Snow Leopard, the new version of Apple’s Mac operating system, is sufficiently short on new user features that Apple wouldn’t have hidden one of the more significant additions. But that’s exactly what they’ve done, presumably because it conflicts with the company’s marketing message.

Snow Leopard contains a component that checks for the “signatures” of known malware alerts users when a Web download, e-mail attachment, iChat instant message contains code that the system thinks is malicious. This File Quarantine feature is not mentioned in the Snow Leopard Reviewers’ Guide nor could I find any reference to it in the discussion of Snow Leopard on the Apple Web site.

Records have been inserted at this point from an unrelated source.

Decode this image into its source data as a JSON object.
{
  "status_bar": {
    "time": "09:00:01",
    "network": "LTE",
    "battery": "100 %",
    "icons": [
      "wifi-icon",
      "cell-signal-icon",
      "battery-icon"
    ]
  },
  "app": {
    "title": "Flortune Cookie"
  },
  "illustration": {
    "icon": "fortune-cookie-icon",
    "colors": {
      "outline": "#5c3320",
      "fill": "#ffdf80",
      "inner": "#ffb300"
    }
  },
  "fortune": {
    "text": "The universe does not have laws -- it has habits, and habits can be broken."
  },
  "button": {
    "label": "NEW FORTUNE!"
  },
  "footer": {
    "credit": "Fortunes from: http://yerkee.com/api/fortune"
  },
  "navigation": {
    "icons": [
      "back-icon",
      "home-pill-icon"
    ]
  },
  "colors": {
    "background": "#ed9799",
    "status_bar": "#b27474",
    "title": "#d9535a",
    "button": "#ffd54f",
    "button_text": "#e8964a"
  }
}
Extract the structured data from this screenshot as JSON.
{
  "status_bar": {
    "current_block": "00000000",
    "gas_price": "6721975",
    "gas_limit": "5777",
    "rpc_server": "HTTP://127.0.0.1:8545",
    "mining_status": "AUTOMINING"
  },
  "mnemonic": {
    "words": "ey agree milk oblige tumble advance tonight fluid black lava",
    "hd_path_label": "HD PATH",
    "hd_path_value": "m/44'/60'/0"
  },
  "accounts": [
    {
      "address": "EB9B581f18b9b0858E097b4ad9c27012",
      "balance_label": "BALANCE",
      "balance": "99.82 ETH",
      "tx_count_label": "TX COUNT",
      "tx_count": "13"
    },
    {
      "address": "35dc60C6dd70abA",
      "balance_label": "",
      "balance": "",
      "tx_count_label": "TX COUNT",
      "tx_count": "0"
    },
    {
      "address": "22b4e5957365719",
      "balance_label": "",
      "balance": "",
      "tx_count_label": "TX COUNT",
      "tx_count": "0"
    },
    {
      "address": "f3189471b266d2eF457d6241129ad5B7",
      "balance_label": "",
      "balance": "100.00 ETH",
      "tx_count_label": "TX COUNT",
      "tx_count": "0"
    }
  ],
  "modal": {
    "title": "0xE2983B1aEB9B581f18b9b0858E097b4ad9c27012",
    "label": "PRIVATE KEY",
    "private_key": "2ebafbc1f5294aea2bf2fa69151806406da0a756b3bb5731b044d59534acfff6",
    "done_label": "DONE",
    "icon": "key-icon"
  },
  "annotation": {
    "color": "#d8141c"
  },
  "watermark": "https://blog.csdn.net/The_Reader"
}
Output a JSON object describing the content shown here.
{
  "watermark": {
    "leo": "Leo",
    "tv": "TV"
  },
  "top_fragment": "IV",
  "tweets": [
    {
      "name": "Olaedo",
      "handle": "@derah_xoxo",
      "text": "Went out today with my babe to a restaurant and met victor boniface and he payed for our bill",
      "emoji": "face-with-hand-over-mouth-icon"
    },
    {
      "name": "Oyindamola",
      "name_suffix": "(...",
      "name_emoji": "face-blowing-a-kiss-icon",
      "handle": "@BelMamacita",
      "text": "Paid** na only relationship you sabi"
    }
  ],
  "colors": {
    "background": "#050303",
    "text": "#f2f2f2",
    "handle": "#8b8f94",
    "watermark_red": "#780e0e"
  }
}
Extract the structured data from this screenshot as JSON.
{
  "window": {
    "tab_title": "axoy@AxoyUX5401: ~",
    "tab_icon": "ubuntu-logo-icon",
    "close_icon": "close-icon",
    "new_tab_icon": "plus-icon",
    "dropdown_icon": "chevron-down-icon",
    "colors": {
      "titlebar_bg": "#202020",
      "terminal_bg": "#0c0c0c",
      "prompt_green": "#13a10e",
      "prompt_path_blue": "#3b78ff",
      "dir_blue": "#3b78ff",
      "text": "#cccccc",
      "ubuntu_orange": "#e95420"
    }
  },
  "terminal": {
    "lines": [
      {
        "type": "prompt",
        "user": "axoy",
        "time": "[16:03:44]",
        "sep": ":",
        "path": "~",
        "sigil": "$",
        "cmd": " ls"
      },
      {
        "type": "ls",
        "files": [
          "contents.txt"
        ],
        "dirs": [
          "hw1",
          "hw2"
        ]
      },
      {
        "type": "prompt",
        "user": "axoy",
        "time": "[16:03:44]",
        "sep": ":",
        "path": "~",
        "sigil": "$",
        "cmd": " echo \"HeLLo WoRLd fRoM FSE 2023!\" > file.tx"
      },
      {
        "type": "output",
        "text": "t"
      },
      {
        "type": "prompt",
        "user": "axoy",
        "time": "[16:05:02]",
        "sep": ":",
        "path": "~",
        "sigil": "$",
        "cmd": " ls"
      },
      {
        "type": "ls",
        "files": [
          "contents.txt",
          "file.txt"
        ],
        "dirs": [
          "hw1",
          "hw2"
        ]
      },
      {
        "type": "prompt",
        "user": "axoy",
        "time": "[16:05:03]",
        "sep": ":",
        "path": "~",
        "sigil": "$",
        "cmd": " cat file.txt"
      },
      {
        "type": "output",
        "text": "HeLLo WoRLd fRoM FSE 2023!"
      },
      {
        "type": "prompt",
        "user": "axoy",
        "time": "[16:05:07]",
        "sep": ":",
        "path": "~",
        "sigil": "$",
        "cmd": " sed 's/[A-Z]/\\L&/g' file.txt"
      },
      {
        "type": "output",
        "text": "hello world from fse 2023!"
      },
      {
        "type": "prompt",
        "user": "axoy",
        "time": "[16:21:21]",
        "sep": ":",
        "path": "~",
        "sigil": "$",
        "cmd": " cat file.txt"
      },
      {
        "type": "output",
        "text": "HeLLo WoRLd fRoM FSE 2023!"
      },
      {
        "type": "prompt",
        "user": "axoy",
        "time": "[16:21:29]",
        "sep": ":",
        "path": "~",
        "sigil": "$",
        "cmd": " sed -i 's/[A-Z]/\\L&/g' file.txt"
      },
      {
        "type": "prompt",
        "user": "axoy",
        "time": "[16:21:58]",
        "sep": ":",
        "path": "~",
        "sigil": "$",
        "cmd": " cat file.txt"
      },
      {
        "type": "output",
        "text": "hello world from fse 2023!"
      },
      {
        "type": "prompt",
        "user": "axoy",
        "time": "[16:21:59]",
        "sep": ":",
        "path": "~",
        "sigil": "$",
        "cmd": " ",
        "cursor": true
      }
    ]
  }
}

It was discovered by testers putting the released version of Snow Leopard through is paces and officially acknowledged by Apple on Aug. 26 as an extension of technology first introduced in Tiger (OS X 10.4).

Why such reticence at a time when Microsoft is about to make a splash with the release of Security Essentials, a free anti-malware program for Windows? Because Apple's marketing makes a big deal of the claim that Windows systems need to be bogged down with all sorts of anti-virus software and Macs don't. File Quarantine is obviously off message.

The fact is that Apple's approach to security is disingenuous and probably harmful to its customers. While historically Windows has been both more vulnerable and, because of its ubiquity, more tempting as a target for malware, Macs have been catching up fast. Recent security conferences (this, for example) have seen a parade of Apple vulnerabilities, both on the Mac and the iPhone. Meanwhile Microsoft has worked very hard and, to a considerable degree successfully, to clean up Windows' act.

One area Apple should definitely give more attention is the Web browser. Web pages today are probably the most important vector of malware attack, and Apple's Safari 4 lags far behind both Microsoft's Internet Explorer 8 and Mozilla's Firefox 3.5 in built in protections. All software has vulnerabilities and browsers, because they link the wild world of the Internet to the innards of the operating system, are particularly tempting targets. File Quarantine is a useful step, but Apple needs to do more.

Before it's here, it's on the Bloomberg Terminal.